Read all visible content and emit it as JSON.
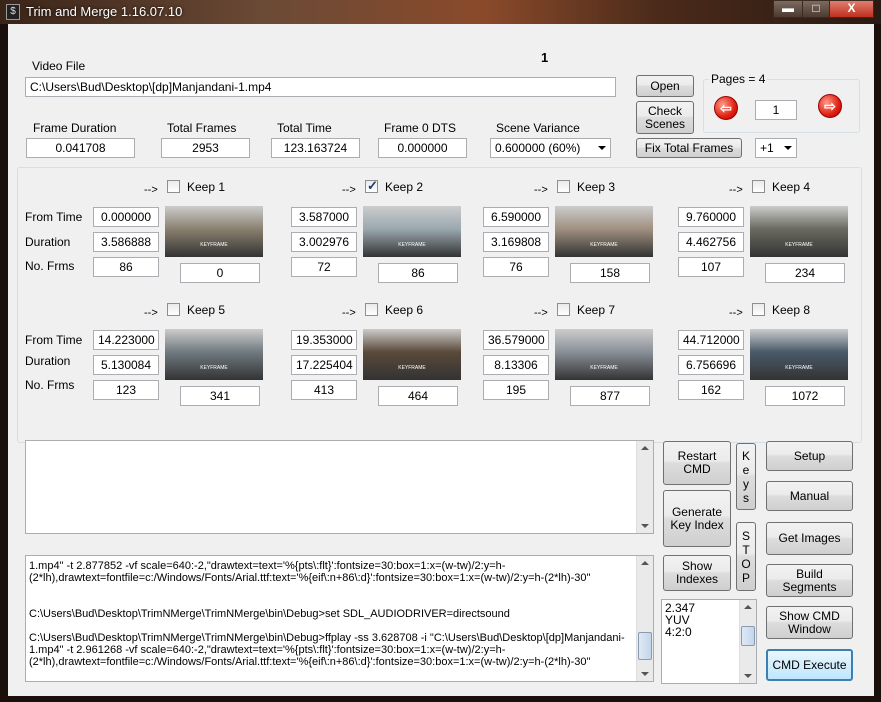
{
  "window": {
    "title": "Trim and Merge 1.16.07.10",
    "min_glyph": "▬",
    "max_glyph": "□",
    "close_glyph": "X"
  },
  "page_indicator": "1",
  "video_file": {
    "label": "Video File",
    "value": "C:\\Users\\Bud\\Desktop\\[dp]Manjandani-1.mp4"
  },
  "stats": {
    "frame_duration_label": "Frame Duration",
    "frame_duration": "0.041708",
    "total_frames_label": "Total Frames",
    "total_frames": "2953",
    "total_time_label": "Total Time",
    "total_time": "123.163724",
    "frame0_dts_label": "Frame 0 DTS",
    "frame0_dts": "0.000000",
    "scene_variance_label": "Scene Variance",
    "scene_variance": "0.600000   (60%)"
  },
  "buttons": {
    "open": "Open",
    "check_scenes": "Check Scenes",
    "fix_total_frames": "Fix Total Frames",
    "restart_cmd": "Restart CMD",
    "generate_key_index": "Generate Key Index",
    "show_indexes": "Show Indexes",
    "keys": "K e y s",
    "stop": "S T O P",
    "setup": "Setup",
    "manual": "Manual",
    "get_images": "Get Images",
    "build_segments": "Build Segments",
    "show_cmd_window": "Show CMD Window",
    "cmd_execute": "CMD Execute"
  },
  "pages": {
    "label": "Pages = 4",
    "current": "1",
    "prev_glyph": "⇦",
    "next_glyph": "⇨",
    "step": "+1"
  },
  "row_labels": {
    "from_time": "From Time",
    "duration": "Duration",
    "no_frms": "No. Frms"
  },
  "segment_arrow": "-->",
  "segments": [
    {
      "keep": "Keep 1",
      "checked": false,
      "from_time": "0.000000",
      "duration": "3.586888",
      "frames": "86",
      "start_frame": "0",
      "thumb_tone": "#8a8070"
    },
    {
      "keep": "Keep 2",
      "checked": true,
      "from_time": "3.587000",
      "duration": "3.002976",
      "frames": "72",
      "start_frame": "86",
      "thumb_tone": "#9aa8b0"
    },
    {
      "keep": "Keep 3",
      "checked": false,
      "from_time": "6.590000",
      "duration": "3.169808",
      "frames": "76",
      "start_frame": "158",
      "thumb_tone": "#a09080"
    },
    {
      "keep": "Keep 4",
      "checked": false,
      "from_time": "9.760000",
      "duration": "4.462756",
      "frames": "107",
      "start_frame": "234",
      "thumb_tone": "#6a6a60"
    },
    {
      "keep": "Keep 5",
      "checked": false,
      "from_time": "14.223000",
      "duration": "5.130084",
      "frames": "123",
      "start_frame": "341",
      "thumb_tone": "#707a80"
    },
    {
      "keep": "Keep 6",
      "checked": false,
      "from_time": "19.353000",
      "duration": "17.225404",
      "frames": "413",
      "start_frame": "464",
      "thumb_tone": "#5a4a3a"
    },
    {
      "keep": "Keep 7",
      "checked": false,
      "from_time": "36.579000",
      "duration": "8.13306",
      "frames": "195",
      "start_frame": "877",
      "thumb_tone": "#8a9098"
    },
    {
      "keep": "Keep 8",
      "checked": false,
      "from_time": "44.712000",
      "duration": "6.756696",
      "frames": "162",
      "start_frame": "1072",
      "thumb_tone": "#4a5a6a"
    }
  ],
  "thumb_caption": "KEYFRAME",
  "log_lines": [
    "1.mp4\" -t 2.877852 -vf scale=640:-2,\"drawtext=text='%{pts\\:flt}':fontsize=30:box=1:x=(w-tw)/2:y=h-",
    "(2*lh),drawtext=fontfile=c:/Windows/Fonts/Arial.ttf:text='%{eif\\:n+86\\:d}':fontsize=30:box=1:x=(w-tw)/2:y=h-(2*lh)-30\"",
    "",
    "",
    "C:\\Users\\Bud\\Desktop\\TrimNMerge\\TrimNMerge\\bin\\Debug>set SDL_AUDIODRIVER=directsound",
    "",
    "C:\\Users\\Bud\\Desktop\\TrimNMerge\\TrimNMerge\\bin\\Debug>ffplay -ss 3.628708 -i \"C:\\Users\\Bud\\Desktop\\[dp]Manjandani-",
    "1.mp4\" -t 2.961268 -vf scale=640:-2,\"drawtext=text='%{pts\\:flt}':fontsize=30:box=1:x=(w-tw)/2:y=h-",
    "(2*lh),drawtext=fontfile=c:/Windows/Fonts/Arial.ttf:text='%{eif\\:n+86\\:d}':fontsize=30:box=1:x=(w-tw)/2:y=h-(2*lh)-30\""
  ],
  "info_lines": [
    "2.347",
    "YUV",
    "4:2:0"
  ]
}
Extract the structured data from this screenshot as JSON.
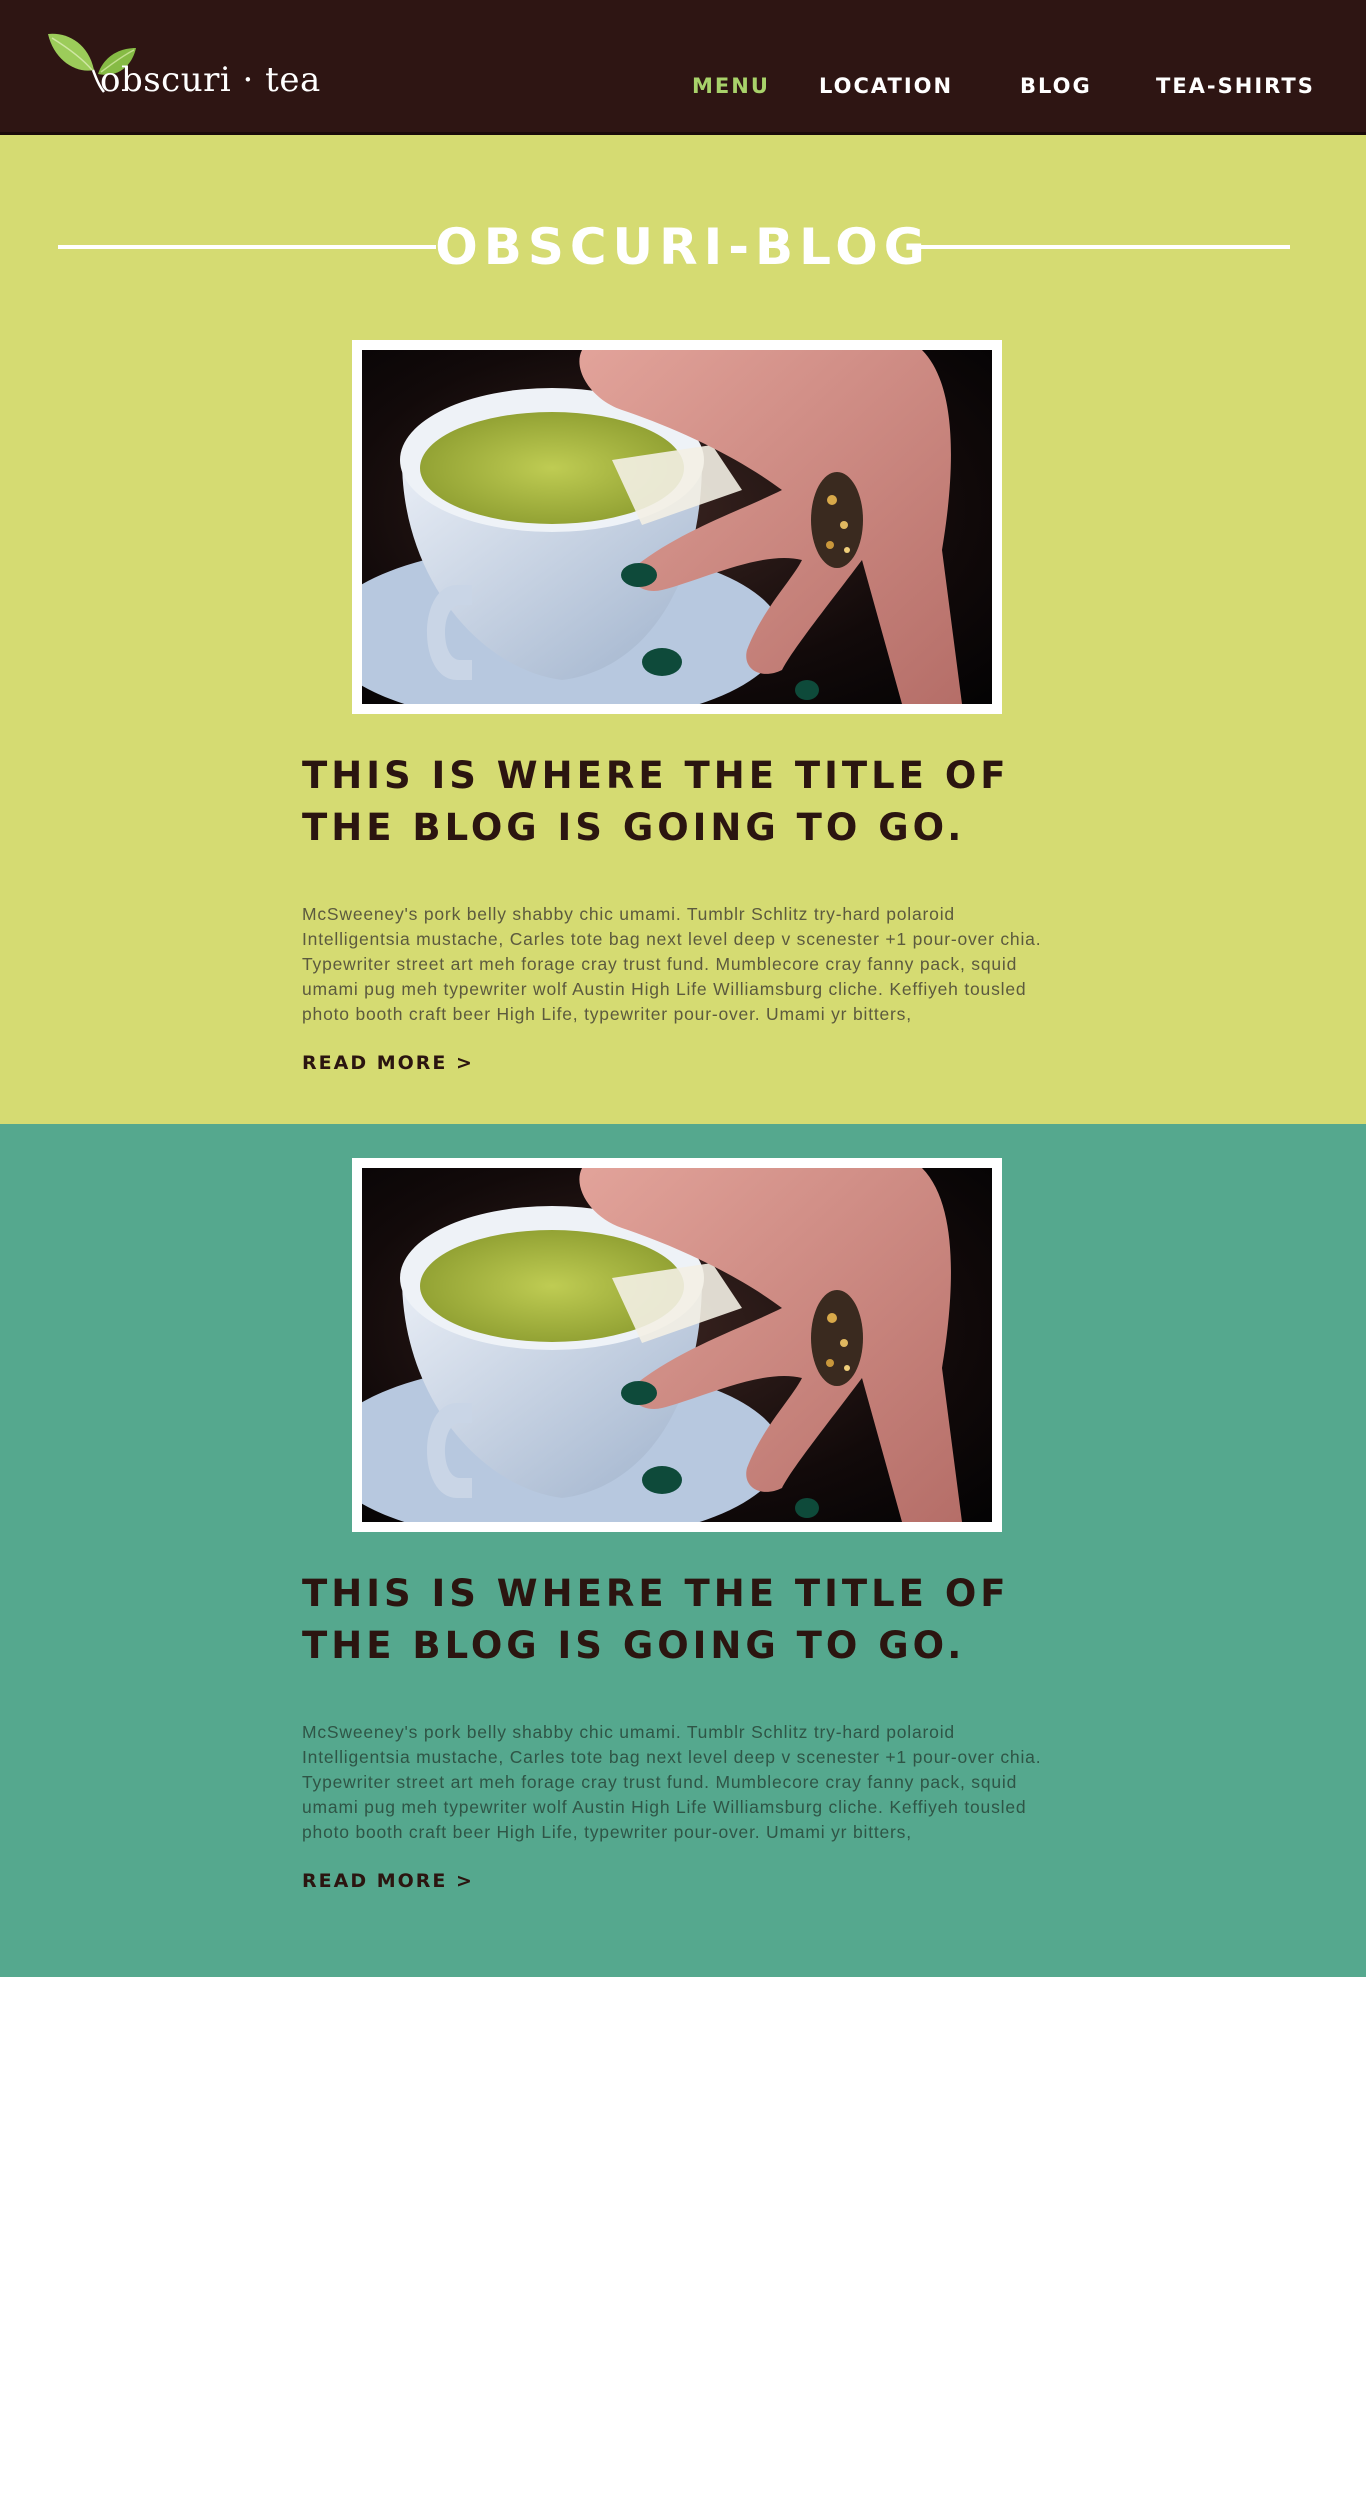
{
  "brand": {
    "name": "obscuri · tea",
    "logo_icon": "tea-leaf-icon"
  },
  "nav": {
    "items": [
      {
        "label": "MENU",
        "active": true
      },
      {
        "label": "LOCATION",
        "active": false
      },
      {
        "label": "BLOG",
        "active": false
      },
      {
        "label": "TEA-SHIRTS",
        "active": false
      }
    ]
  },
  "blog": {
    "heading": "OBSCURI-BLOG",
    "posts": [
      {
        "title": "THIS IS WHERE THE TITLE OF THE BLOG IS GOING TO GO.",
        "excerpt": "McSweeney's pork belly shabby chic umami. Tumblr Schlitz try-hard polaroid Intelligentsia mustache, Carles tote bag next level deep v scenester +1 pour-over chia. Typewriter street art meh forage cray trust fund. Mumblecore cray fanny pack, squid umami pug meh typewriter wolf Austin High Life Williamsburg cliche. Keffiyeh tousled photo booth craft beer High Life, typewriter pour-over. Umami yr bitters,",
        "read_more": "READ MORE >",
        "image_alt": "tea-cup-photo",
        "background": "#d5db72"
      },
      {
        "title": "THIS IS WHERE THE TITLE OF THE BLOG IS GOING TO GO.",
        "excerpt": "McSweeney's pork belly shabby chic umami. Tumblr Schlitz try-hard polaroid Intelligentsia mustache, Carles tote bag next level deep v scenester +1 pour-over chia. Typewriter street art meh forage cray trust fund. Mumblecore cray fanny pack, squid umami pug meh typewriter wolf Austin High Life Williamsburg cliche. Keffiyeh tousled photo booth craft beer High Life, typewriter pour-over. Umami yr bitters,",
        "read_more": "READ MORE >",
        "image_alt": "tea-cup-photo",
        "background": "#55a88e"
      }
    ]
  },
  "colors": {
    "header_bg": "#2e1513",
    "nav_active": "#a8d26a",
    "yellow_section": "#d5db72",
    "teal_section": "#55a88e",
    "title_text": "#2b1510"
  }
}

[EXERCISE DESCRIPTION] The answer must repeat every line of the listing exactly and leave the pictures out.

[RESULT OF THIS EXERCISE]
Read all visible content and emit it as JSON.
{
  "window": {
    "title": "Trim and Merge 1.16.07.10",
    "min_glyph": "▬",
    "max_glyph": "□",
    "close_glyph": "X"
  },
  "page_indicator": "1",
  "video_file": {
    "label": "Video File",
    "value": "C:\\Users\\Bud\\Desktop\\[dp]Manjandani-1.mp4"
  },
  "stats": {
    "frame_duration_label": "Frame Duration",
    "frame_duration": "0.041708",
    "total_frames_label": "Total Frames",
    "total_frames": "2953",
    "total_time_label": "Total Time",
    "total_time": "123.163724",
    "frame0_dts_label": "Frame 0 DTS",
    "frame0_dts": "0.000000",
    "scene_variance_label": "Scene Variance",
    "scene_variance": "0.600000   (60%)"
  },
  "buttons": {
    "open": "Open",
    "check_scenes": "Check Scenes",
    "fix_total_frames": "Fix Total Frames",
    "restart_cmd": "Restart CMD",
    "generate_key_index": "Generate Key Index",
    "show_indexes": "Show Indexes",
    "keys": "K e y s",
    "stop": "S T O P",
    "setup": "Setup",
    "manual": "Manual",
    "get_images": "Get Images",
    "build_segments": "Build Segments",
    "show_cmd_window": "Show CMD Window",
    "cmd_execute": "CMD Execute"
  },
  "pages": {
    "label": "Pages = 4",
    "current": "1",
    "prev_glyph": "⇦",
    "next_glyph": "⇨",
    "step": "+1"
  },
  "row_labels": {
    "from_time": "From Time",
    "duration": "Duration",
    "no_frms": "No. Frms"
  },
  "segment_arrow": "-->",
  "segments": [
    {
      "keep": "Keep 1",
      "checked": false,
      "from_time": "0.000000",
      "duration": "3.586888",
      "frames": "86",
      "start_frame": "0",
      "thumb_tone": "#8a8070"
    },
    {
      "keep": "Keep 2",
      "checked": true,
      "from_time": "3.587000",
      "duration": "3.002976",
      "frames": "72",
      "start_frame": "86",
      "thumb_tone": "#9aa8b0"
    },
    {
      "keep": "Keep 3",
      "checked": false,
      "from_time": "6.590000",
      "duration": "3.169808",
      "frames": "76",
      "start_frame": "158",
      "thumb_tone": "#a09080"
    },
    {
      "keep": "Keep 4",
      "checked": false,
      "from_time": "9.760000",
      "duration": "4.462756",
      "frames": "107",
      "start_frame": "234",
      "thumb_tone": "#6a6a60"
    },
    {
      "keep": "Keep 5",
      "checked": false,
      "from_time": "14.223000",
      "duration": "5.130084",
      "frames": "123",
      "start_frame": "341",
      "thumb_tone": "#707a80"
    },
    {
      "keep": "Keep 6",
      "checked": false,
      "from_time": "19.353000",
      "duration": "17.225404",
      "frames": "413",
      "start_frame": "464",
      "thumb_tone": "#5a4a3a"
    },
    {
      "keep": "Keep 7",
      "checked": false,
      "from_time": "36.579000",
      "duration": "8.13306",
      "frames": "195",
      "start_frame": "877",
      "thumb_tone": "#8a9098"
    },
    {
      "keep": "Keep 8",
      "checked": false,
      "from_time": "44.712000",
      "duration": "6.756696",
      "frames": "162",
      "start_frame": "1072",
      "thumb_tone": "#4a5a6a"
    }
  ],
  "thumb_caption": "KEYFRAME",
  "log_lines": [
    "1.mp4\" -t 2.877852 -vf scale=640:-2,\"drawtext=text='%{pts\\:flt}':fontsize=30:box=1:x=(w-tw)/2:y=h-",
    "(2*lh),drawtext=fontfile=c:/Windows/Fonts/Arial.ttf:text='%{eif\\:n+86\\:d}':fontsize=30:box=1:x=(w-tw)/2:y=h-(2*lh)-30\"",
    "",
    "",
    "C:\\Users\\Bud\\Desktop\\TrimNMerge\\TrimNMerge\\bin\\Debug>set SDL_AUDIODRIVER=directsound",
    "",
    "C:\\Users\\Bud\\Desktop\\TrimNMerge\\TrimNMerge\\bin\\Debug>ffplay -ss 3.628708 -i \"C:\\Users\\Bud\\Desktop\\[dp]Manjandani-",
    "1.mp4\" -t 2.961268 -vf scale=640:-2,\"drawtext=text='%{pts\\:flt}':fontsize=30:box=1:x=(w-tw)/2:y=h-",
    "(2*lh),drawtext=fontfile=c:/Windows/Fonts/Arial.ttf:text='%{eif\\:n+86\\:d}':fontsize=30:box=1:x=(w-tw)/2:y=h-(2*lh)-30\""
  ],
  "info_lines": [
    "2.347",
    "YUV",
    "4:2:0"
  ]
}
Extract the structured data from this screenshot as JSON.
{
  "brand": {
    "name": "obscuri · tea",
    "logo_icon": "tea-leaf-icon"
  },
  "nav": {
    "items": [
      {
        "label": "MENU",
        "active": true
      },
      {
        "label": "LOCATION",
        "active": false
      },
      {
        "label": "BLOG",
        "active": false
      },
      {
        "label": "TEA-SHIRTS",
        "active": false
      }
    ]
  },
  "blog": {
    "heading": "OBSCURI-BLOG",
    "posts": [
      {
        "title": "THIS IS WHERE THE TITLE OF THE BLOG IS GOING TO GO.",
        "excerpt": "McSweeney's pork belly shabby chic umami. Tumblr Schlitz try-hard polaroid Intelligentsia mustache, Carles tote bag next level deep v scenester +1 pour-over chia. Typewriter street art meh forage cray trust fund. Mumblecore cray fanny pack, squid umami pug meh typewriter wolf Austin High Life Williamsburg cliche. Keffiyeh tousled photo booth craft beer High Life, typewriter pour-over. Umami yr bitters,",
        "read_more": "READ MORE >",
        "image_alt": "tea-cup-photo",
        "background": "#d5db72"
      },
      {
        "title": "THIS IS WHERE THE TITLE OF THE BLOG IS GOING TO GO.",
        "excerpt": "McSweeney's pork belly shabby chic umami. Tumblr Schlitz try-hard polaroid Intelligentsia mustache, Carles tote bag next level deep v scenester +1 pour-over chia. Typewriter street art meh forage cray trust fund. Mumblecore cray fanny pack, squid umami pug meh typewriter wolf Austin High Life Williamsburg cliche. Keffiyeh tousled photo booth craft beer High Life, typewriter pour-over. Umami yr bitters,",
        "read_more": "READ MORE >",
        "image_alt": "tea-cup-photo",
        "background": "#55a88e"
      }
    ]
  },
  "colors": {
    "header_bg": "#2e1513",
    "nav_active": "#a8d26a",
    "yellow_section": "#d5db72",
    "teal_section": "#55a88e",
    "title_text": "#2b1510"
  }
}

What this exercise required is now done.